Broker Check
Getting Disability Income

Getting Disability Income

| July 28, 2022
Share |

Getting Disability Income
The facts about applying for SSDI and SSDI benefits.

 

Provided by Peter Livingston

 

If you cannot work due to a disability, you might be eligible for Social Security Disability Income (SSDI). These federal government payments could offer you a degree of financial relief.1

 

Most SSDI recipients get paid between $700-1,400 per month. This year, the average monthly SSDI benefit for an individual is $1,358. Your monthly benefit could range from $100 to $3,345 based primarily on your earnings history. Roughly speaking, the greater your average annual earnings (in terms of taxable income), the greater your SSDI benefit.1,2 

 

Suppose you have previously spent some time out of the workforce, had jobs in which you did not pay Social Security taxes, or lived in a household receiving other government benefits. In that case, this can also affect SSDI payment amounts.1,2

 

How do you apply for SSDI? You can apply at the Social Security Administration’s website, ssa.gov, or call the SSA at 1-800-772-1213. The SSA has a Disability Starter Kit, downloadable at ssa.gov, to help you get ready for a phone interview or fill out the application so that you have the right documentation in hand when you apply.3 

  

Once you complete and submit your application, it goes to the Disability Determination Office in your state for review. After that, the DDO sends you a letter notifying you whether or not you have qualified for SSDI. (If you fail to qualify, you can appeal the decision in writing within 60 days of getting the letter.)1

 

What are your chances of qualifying for SSDI? Typically, it would be best if you met the following criteria. One, you must be currently out of work and unable to participate in what the SSA terms Substantial Gainful Activity – meaning you can’t earn something approximating a minimum wage by any means. Two, your disability renders you unable to perform your job or any other type. Three, your disability is expected to last 12 months or longer or eventually result in death. (The criteria for veterans, children, the widowed, and the blind differ slightly.)1,4 

  

If you qualify for SSDI, the money will take time to arrive. The SSA starts your benefit payments once you are determined to have been disabled for six full months. So there is a five-month waiting period that begins the first full month after your qualification date.3 

  

The takeaway from this is obvious: there is no point in hesitating to apply for SSDI. You want to apply as soon as you can.

 
There are two other important things to note about SSDI. If you qualify for it, you become eligible for Medicare just two years after you are entitled to benefits. Also, SSDI benefits adjust for inflation, so your monthly use is designed to grow larger with time.2 

  

This information intends to provide general information on the subjects covered. Readers should not infer specific legal advice regarding eligibility for disability income or criteria for eligibility.

 

This material was prepared by MarketingPro, Inc., and does not necessarily represent the views of the presenting party, nor their affiliates. This information has been derived from sources believed to be accurate. Please note - investing involves risk, and past performance is no guarantee of future results. The publisher is not engaged in rendering legal, accounting or other professional services. If assistance is needed, the reader is advised to engage the services of a competent professional. This information should not be construed as investment, tax or legal advice and may not be relied on for the purpose of avoiding any Federal tax penalty. This is neither a solicitation nor recommendation to purchase or sell any investment or insurance product or service, and should not be relied upon as such. All indices are unmanaged and are not illustrative of any particular investment.

 

Citations

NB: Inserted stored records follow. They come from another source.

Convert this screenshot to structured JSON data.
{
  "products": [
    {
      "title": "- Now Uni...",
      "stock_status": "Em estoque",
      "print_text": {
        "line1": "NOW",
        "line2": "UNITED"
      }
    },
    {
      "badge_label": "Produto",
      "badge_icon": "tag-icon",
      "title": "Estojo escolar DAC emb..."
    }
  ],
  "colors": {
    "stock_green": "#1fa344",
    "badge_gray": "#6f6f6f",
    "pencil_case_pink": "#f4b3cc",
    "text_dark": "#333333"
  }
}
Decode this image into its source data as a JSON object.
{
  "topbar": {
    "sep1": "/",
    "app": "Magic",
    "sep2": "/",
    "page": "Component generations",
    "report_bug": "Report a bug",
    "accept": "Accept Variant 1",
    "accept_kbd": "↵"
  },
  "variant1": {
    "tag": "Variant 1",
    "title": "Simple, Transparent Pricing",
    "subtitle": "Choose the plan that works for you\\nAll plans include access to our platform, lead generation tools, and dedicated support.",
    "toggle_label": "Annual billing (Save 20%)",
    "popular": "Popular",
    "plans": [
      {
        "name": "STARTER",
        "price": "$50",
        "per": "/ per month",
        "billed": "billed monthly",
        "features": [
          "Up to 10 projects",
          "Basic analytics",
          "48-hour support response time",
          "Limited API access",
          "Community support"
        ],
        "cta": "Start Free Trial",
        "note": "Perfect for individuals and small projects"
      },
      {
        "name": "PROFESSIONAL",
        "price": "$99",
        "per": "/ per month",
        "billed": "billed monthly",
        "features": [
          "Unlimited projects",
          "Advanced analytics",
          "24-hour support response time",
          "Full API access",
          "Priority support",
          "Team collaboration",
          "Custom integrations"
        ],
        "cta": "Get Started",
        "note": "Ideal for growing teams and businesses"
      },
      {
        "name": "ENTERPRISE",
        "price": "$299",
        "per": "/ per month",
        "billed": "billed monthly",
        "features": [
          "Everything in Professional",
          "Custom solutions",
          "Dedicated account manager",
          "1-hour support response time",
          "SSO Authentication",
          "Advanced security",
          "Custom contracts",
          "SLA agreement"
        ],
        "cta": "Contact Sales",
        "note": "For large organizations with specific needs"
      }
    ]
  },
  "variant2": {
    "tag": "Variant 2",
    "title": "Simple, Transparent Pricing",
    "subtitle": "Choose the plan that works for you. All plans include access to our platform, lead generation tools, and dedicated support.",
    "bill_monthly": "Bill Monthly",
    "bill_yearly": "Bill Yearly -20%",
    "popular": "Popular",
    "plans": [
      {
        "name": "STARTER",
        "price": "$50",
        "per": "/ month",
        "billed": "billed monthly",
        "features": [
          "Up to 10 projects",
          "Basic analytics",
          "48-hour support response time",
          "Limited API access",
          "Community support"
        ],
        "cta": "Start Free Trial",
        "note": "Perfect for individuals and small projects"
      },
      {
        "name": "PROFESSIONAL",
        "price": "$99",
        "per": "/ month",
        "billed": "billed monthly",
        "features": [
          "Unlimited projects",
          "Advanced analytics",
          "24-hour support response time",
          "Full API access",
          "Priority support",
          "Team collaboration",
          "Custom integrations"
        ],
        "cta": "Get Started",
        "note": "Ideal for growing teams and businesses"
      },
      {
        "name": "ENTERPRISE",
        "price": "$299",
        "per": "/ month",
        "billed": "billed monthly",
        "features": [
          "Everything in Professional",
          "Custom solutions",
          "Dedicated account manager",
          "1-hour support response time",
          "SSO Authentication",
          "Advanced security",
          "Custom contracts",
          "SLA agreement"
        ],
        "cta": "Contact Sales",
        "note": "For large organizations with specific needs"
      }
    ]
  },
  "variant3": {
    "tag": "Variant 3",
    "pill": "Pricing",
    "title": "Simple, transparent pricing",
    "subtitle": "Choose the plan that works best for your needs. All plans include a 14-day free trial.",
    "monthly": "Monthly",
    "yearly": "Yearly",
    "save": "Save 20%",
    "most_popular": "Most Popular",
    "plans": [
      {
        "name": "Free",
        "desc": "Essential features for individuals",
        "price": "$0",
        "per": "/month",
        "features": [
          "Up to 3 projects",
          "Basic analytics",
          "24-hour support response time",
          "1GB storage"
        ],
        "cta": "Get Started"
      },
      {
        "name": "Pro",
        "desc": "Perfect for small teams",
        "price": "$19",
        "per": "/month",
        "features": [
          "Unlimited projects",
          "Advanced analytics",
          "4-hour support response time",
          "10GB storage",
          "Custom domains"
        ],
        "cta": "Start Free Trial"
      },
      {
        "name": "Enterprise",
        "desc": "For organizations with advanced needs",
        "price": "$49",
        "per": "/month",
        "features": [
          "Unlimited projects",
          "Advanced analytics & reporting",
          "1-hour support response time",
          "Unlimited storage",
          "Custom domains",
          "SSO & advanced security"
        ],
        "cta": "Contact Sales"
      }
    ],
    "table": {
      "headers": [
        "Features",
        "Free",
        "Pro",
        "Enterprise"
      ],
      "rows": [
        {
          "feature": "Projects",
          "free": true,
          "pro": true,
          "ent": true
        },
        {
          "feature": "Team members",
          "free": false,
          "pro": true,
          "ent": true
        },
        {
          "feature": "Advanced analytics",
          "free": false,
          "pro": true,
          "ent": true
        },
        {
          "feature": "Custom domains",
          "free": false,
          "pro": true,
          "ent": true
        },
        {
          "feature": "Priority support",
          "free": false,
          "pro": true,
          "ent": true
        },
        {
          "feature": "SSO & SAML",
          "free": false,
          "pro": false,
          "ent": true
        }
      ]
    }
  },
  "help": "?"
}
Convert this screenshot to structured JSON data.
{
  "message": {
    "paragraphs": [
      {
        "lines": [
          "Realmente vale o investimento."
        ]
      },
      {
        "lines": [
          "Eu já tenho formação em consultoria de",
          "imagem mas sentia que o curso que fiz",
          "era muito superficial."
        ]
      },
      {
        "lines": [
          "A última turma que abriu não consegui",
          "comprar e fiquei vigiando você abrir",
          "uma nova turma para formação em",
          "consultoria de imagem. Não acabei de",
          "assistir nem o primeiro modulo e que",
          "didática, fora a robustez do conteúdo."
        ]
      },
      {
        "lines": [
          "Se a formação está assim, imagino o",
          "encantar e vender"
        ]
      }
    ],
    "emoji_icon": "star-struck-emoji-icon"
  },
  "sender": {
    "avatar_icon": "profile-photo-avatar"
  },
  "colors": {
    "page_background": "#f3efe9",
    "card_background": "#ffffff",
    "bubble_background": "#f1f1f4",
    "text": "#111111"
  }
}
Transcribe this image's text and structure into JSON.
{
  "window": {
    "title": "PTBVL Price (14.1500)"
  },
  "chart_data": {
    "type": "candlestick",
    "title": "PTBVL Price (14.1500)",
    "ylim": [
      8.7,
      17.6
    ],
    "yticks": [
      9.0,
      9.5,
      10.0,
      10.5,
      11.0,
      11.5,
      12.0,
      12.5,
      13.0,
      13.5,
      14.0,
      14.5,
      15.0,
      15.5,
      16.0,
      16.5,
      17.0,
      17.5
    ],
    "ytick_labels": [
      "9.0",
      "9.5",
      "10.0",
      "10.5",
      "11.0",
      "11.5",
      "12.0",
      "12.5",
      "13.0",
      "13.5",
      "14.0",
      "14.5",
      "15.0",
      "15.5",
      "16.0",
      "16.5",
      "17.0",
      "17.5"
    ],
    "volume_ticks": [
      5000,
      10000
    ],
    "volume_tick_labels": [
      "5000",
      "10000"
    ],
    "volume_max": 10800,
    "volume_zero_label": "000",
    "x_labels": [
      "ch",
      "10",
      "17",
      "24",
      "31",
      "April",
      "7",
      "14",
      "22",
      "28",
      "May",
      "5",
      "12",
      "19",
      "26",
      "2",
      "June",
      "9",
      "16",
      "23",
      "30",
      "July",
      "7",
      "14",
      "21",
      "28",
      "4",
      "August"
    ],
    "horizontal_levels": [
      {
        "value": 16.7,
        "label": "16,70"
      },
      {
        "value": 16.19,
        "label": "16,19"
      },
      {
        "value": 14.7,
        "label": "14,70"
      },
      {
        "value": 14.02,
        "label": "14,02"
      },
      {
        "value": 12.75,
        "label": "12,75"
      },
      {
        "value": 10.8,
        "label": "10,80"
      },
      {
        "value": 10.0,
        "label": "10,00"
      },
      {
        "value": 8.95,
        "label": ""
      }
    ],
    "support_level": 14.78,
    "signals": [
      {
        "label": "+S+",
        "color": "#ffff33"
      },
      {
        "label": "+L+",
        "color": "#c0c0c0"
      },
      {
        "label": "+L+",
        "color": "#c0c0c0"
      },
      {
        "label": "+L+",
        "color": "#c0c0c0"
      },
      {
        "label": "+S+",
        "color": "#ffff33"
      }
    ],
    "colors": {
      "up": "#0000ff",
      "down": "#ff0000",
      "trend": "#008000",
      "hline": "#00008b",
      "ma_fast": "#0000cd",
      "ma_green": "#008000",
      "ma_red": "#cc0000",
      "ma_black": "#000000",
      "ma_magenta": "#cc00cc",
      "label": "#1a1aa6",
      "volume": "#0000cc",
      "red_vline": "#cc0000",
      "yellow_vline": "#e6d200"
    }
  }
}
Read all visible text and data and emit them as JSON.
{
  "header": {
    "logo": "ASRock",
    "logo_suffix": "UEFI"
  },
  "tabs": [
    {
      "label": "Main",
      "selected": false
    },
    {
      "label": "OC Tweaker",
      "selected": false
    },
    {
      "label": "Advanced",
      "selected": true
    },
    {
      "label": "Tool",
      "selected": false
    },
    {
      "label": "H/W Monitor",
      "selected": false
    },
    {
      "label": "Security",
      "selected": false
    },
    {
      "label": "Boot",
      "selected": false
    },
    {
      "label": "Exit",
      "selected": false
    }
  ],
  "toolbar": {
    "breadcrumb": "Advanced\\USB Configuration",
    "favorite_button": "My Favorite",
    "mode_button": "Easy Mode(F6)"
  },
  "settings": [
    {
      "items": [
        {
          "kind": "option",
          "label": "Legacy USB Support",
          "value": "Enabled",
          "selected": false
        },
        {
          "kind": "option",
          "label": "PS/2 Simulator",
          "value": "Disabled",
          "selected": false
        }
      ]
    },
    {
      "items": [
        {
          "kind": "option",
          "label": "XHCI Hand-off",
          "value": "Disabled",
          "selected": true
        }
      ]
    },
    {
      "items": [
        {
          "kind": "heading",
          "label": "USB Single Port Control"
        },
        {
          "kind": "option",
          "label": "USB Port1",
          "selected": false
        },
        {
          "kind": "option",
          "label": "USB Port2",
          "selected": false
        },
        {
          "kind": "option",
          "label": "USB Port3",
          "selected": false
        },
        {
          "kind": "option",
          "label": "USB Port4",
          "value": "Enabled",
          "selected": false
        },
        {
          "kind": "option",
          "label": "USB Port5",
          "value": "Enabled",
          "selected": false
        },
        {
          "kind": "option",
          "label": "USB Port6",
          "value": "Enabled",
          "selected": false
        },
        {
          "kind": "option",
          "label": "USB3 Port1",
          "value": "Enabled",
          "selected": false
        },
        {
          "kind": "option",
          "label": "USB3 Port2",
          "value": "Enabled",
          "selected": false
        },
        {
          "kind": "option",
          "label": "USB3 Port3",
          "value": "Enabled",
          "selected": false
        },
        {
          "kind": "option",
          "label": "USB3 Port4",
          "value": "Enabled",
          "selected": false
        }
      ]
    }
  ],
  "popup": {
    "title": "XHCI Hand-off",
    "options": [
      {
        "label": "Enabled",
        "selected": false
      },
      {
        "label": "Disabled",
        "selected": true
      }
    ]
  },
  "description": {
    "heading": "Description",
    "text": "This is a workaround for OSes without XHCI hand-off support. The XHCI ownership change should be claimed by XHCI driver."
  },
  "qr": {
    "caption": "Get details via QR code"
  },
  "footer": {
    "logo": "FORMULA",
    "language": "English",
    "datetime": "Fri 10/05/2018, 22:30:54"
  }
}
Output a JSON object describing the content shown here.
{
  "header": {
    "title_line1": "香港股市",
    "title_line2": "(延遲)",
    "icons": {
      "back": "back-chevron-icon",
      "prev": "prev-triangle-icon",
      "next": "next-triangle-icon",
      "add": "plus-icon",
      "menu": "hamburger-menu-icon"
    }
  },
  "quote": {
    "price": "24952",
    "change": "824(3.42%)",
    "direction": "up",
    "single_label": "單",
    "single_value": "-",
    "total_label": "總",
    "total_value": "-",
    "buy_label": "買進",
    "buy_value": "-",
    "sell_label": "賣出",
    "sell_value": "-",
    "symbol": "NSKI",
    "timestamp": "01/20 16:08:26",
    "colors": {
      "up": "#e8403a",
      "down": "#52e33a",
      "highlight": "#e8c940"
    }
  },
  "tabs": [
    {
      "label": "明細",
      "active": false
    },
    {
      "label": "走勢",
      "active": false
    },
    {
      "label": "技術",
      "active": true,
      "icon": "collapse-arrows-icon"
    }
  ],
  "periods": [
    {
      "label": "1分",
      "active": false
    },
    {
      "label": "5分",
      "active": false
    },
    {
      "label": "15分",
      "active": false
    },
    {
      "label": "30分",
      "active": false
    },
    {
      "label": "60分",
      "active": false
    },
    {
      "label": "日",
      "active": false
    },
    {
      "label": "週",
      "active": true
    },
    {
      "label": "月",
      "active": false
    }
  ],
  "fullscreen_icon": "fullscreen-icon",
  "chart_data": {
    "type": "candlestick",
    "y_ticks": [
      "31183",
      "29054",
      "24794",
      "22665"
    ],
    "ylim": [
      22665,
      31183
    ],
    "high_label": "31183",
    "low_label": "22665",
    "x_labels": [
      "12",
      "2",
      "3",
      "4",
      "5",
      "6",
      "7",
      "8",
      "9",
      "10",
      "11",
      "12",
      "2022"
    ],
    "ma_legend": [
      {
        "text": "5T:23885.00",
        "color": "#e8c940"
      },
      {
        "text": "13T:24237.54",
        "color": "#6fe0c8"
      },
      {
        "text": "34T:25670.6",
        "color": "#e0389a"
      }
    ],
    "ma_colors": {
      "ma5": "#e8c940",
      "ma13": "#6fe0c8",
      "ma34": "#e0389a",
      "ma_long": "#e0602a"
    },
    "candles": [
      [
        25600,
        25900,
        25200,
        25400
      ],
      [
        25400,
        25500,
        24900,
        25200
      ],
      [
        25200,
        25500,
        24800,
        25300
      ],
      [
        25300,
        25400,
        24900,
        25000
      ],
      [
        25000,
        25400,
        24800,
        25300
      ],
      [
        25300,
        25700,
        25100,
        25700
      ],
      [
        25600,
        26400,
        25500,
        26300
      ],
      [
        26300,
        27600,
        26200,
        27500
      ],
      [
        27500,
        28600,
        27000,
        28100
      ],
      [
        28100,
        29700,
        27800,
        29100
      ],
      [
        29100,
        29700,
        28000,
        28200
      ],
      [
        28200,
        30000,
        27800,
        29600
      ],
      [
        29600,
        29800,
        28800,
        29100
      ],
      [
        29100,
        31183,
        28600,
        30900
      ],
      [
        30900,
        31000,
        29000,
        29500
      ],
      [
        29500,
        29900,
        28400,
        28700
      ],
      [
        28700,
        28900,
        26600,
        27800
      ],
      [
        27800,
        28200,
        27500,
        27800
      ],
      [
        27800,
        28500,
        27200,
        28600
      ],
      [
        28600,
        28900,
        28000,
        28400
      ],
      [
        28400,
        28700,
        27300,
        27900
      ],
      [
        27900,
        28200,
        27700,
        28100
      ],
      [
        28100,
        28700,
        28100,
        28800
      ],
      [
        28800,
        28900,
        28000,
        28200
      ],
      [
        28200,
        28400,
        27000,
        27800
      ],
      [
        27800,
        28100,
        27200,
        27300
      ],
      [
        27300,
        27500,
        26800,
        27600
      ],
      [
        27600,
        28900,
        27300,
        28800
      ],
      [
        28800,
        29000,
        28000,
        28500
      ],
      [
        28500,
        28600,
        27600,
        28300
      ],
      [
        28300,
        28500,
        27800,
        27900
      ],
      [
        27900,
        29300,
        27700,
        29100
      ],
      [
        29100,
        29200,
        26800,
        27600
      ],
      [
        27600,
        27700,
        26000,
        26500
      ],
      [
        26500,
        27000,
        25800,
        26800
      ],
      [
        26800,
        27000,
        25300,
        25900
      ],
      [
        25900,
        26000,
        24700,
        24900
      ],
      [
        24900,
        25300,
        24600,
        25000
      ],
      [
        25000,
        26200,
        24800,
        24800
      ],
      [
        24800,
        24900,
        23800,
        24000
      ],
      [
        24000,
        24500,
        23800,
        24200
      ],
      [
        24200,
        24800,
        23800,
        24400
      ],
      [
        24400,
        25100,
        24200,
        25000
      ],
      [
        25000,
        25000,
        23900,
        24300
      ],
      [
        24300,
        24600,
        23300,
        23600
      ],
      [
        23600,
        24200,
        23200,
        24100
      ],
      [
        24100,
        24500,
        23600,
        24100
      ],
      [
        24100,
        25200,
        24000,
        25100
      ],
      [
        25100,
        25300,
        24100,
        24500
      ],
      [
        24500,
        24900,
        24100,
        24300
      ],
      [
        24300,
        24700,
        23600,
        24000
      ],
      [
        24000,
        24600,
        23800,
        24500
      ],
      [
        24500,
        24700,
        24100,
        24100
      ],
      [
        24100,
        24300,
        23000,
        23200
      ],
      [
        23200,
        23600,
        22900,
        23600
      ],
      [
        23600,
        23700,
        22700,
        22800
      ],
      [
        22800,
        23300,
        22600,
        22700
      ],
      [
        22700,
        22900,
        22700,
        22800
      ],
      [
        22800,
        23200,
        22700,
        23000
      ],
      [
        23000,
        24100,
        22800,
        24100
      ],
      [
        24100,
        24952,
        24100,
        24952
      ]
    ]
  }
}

  1. Investopedia, March 31, 2022
  2. Disability Secrets, November 8, 2021
  3. Social Security Administration, July 2, 2022
  4. Investopedia, December 18, 2021
Share |